**Assignment:** One figure is the expected answer: how many lines in the listing contain "items".

——

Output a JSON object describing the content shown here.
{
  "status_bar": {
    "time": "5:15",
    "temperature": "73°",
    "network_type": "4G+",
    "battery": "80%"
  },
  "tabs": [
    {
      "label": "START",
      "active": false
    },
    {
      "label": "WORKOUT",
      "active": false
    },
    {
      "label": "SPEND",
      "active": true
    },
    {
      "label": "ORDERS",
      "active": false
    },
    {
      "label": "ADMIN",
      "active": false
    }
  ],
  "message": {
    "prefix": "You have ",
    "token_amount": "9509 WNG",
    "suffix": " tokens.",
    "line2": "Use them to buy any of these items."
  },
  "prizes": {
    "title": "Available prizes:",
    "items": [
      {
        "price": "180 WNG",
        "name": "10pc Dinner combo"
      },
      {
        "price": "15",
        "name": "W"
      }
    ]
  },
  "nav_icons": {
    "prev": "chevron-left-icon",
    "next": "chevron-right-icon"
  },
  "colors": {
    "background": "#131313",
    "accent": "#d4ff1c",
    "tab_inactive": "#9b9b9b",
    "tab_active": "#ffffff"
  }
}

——

**Reply to the exercise:** 2